>>>

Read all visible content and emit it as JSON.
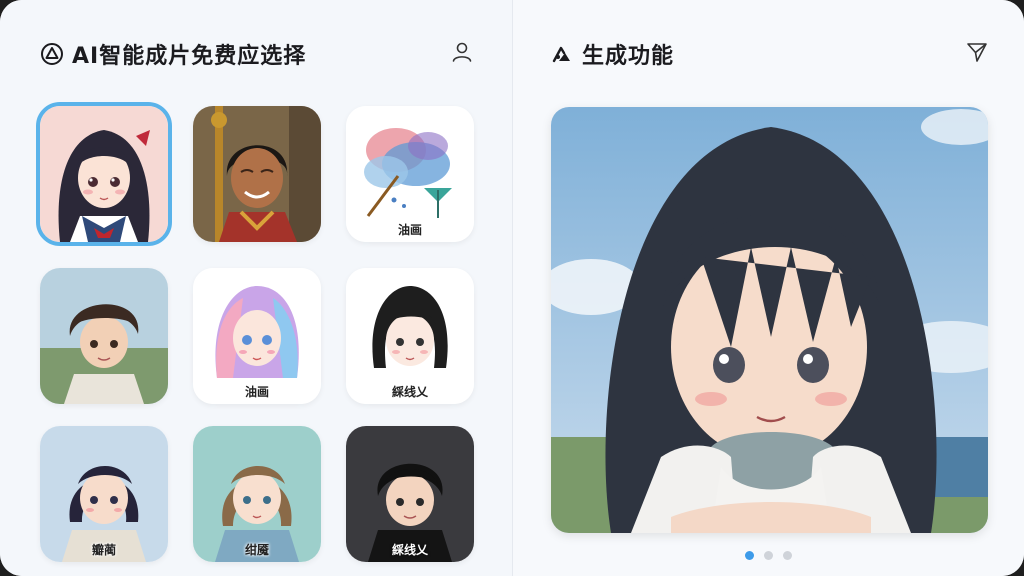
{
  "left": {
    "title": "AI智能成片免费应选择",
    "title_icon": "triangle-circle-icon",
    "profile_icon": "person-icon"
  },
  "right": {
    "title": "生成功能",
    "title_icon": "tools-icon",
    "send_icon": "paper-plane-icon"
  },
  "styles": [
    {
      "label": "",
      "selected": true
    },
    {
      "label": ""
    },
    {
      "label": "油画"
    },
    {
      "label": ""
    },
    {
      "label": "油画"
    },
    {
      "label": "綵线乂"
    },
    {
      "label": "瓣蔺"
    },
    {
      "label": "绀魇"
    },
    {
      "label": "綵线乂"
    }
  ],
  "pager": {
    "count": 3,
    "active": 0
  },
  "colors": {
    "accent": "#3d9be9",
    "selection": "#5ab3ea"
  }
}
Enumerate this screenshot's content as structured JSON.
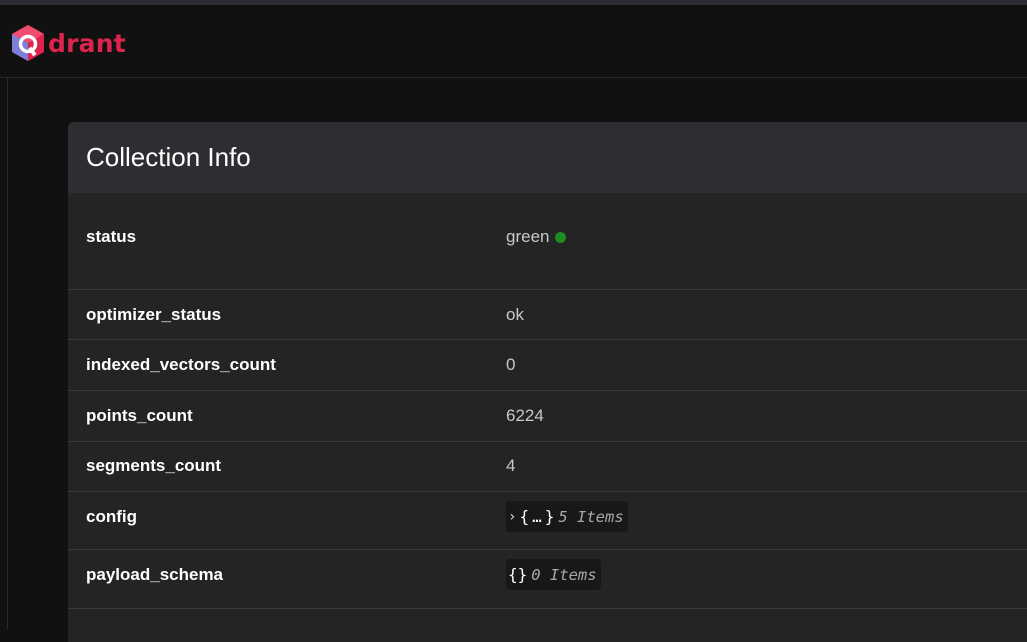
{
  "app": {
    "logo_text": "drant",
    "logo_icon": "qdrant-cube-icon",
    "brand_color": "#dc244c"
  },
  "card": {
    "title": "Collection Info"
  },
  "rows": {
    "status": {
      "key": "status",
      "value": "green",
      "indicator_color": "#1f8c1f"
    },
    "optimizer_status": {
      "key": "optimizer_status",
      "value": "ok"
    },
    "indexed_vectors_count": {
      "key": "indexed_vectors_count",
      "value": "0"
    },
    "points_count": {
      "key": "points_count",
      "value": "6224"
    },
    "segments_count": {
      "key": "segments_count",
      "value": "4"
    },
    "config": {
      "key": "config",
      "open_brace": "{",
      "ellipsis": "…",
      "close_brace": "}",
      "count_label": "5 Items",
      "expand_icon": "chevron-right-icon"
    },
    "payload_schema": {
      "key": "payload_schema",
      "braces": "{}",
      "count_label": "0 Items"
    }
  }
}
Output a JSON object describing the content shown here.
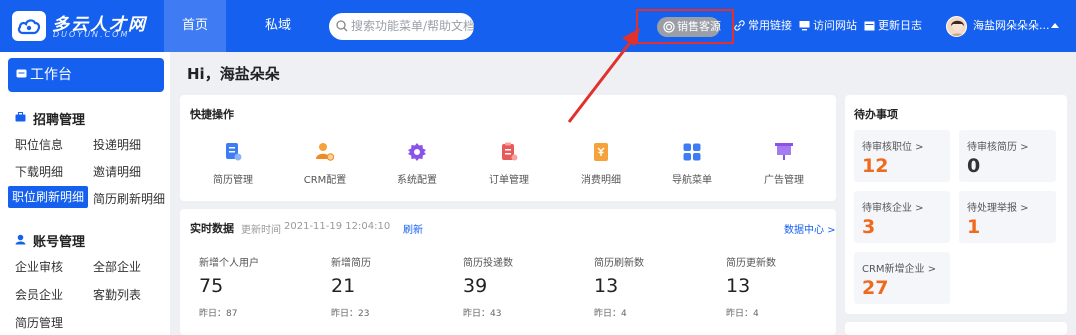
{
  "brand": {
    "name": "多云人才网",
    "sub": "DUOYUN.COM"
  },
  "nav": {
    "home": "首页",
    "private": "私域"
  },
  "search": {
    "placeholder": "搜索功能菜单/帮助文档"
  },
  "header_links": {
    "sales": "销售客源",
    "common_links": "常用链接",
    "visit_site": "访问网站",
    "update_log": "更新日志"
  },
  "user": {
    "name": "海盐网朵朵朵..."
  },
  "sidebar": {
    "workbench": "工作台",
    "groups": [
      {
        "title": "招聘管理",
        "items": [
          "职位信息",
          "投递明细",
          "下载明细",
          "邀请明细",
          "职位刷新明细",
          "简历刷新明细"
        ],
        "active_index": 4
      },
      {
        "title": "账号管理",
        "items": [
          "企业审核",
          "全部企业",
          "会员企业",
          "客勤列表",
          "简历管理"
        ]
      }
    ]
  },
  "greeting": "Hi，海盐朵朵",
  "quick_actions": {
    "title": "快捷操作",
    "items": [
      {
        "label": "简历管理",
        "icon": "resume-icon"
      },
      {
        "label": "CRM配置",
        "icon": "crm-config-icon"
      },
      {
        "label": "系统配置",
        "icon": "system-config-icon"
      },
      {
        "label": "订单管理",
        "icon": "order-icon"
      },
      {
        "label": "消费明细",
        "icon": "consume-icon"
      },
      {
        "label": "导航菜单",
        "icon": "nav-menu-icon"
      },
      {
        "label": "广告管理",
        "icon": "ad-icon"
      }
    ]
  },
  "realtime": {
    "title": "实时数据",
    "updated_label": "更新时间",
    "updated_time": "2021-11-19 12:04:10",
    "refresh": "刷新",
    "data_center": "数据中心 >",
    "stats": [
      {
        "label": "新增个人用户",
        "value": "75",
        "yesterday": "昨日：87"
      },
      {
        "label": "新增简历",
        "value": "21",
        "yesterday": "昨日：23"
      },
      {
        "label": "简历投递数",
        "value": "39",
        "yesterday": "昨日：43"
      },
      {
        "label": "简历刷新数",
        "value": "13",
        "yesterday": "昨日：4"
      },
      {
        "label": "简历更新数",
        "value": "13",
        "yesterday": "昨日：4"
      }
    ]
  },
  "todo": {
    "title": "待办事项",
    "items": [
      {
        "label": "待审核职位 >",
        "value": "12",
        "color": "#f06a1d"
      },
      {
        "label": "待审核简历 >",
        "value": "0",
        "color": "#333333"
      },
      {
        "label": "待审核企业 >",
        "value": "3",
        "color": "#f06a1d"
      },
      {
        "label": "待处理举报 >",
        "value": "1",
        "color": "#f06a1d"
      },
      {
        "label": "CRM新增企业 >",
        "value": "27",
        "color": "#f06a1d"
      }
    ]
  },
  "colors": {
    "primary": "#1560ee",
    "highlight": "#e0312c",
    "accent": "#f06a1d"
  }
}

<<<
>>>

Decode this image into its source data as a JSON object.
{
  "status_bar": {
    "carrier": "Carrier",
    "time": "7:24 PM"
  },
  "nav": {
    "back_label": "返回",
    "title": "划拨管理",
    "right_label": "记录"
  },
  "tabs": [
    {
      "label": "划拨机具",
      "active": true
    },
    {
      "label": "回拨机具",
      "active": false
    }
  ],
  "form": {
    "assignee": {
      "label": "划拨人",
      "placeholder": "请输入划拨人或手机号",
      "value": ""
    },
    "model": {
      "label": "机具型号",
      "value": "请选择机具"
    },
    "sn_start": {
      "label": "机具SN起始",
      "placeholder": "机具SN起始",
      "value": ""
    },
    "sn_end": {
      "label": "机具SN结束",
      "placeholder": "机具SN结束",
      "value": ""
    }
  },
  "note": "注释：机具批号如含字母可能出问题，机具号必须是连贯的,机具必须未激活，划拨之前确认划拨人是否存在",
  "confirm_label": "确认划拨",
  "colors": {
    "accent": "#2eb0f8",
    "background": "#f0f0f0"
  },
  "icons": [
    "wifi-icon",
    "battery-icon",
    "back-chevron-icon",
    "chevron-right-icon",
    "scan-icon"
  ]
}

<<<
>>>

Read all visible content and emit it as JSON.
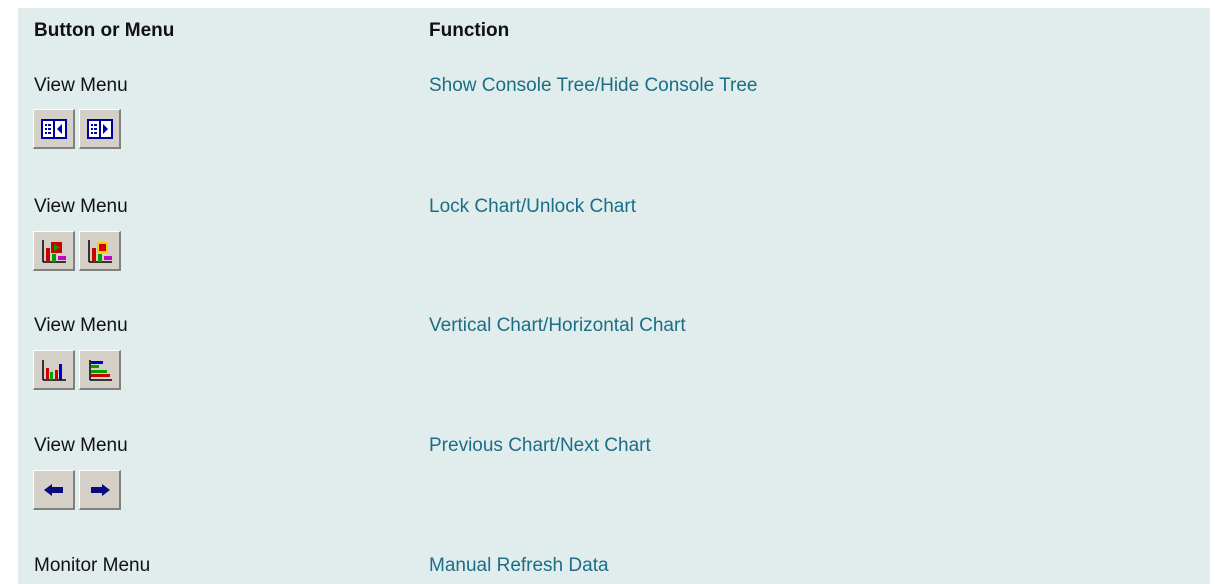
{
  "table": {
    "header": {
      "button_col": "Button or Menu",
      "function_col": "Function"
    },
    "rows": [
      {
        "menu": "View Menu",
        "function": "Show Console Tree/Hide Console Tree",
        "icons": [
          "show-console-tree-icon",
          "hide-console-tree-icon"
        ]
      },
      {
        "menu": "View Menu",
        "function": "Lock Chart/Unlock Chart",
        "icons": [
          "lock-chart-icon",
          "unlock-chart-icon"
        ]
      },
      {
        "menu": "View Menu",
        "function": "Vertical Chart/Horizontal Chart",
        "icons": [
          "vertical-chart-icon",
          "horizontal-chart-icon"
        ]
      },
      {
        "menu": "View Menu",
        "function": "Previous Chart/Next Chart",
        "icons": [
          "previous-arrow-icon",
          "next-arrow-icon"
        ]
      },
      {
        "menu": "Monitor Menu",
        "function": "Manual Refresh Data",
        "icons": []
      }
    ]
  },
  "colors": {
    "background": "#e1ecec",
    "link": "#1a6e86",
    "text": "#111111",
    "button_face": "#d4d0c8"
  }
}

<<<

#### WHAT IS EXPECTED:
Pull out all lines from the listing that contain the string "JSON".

#### OUTPUT:
Read all visible content and emit it as JSON.
Enumerate this screenshot's content as structured JSON.
Output a JSON object describing the content shown here.
Decode this image into its source data as a JSON object.
Read all visible content and emit it as JSON.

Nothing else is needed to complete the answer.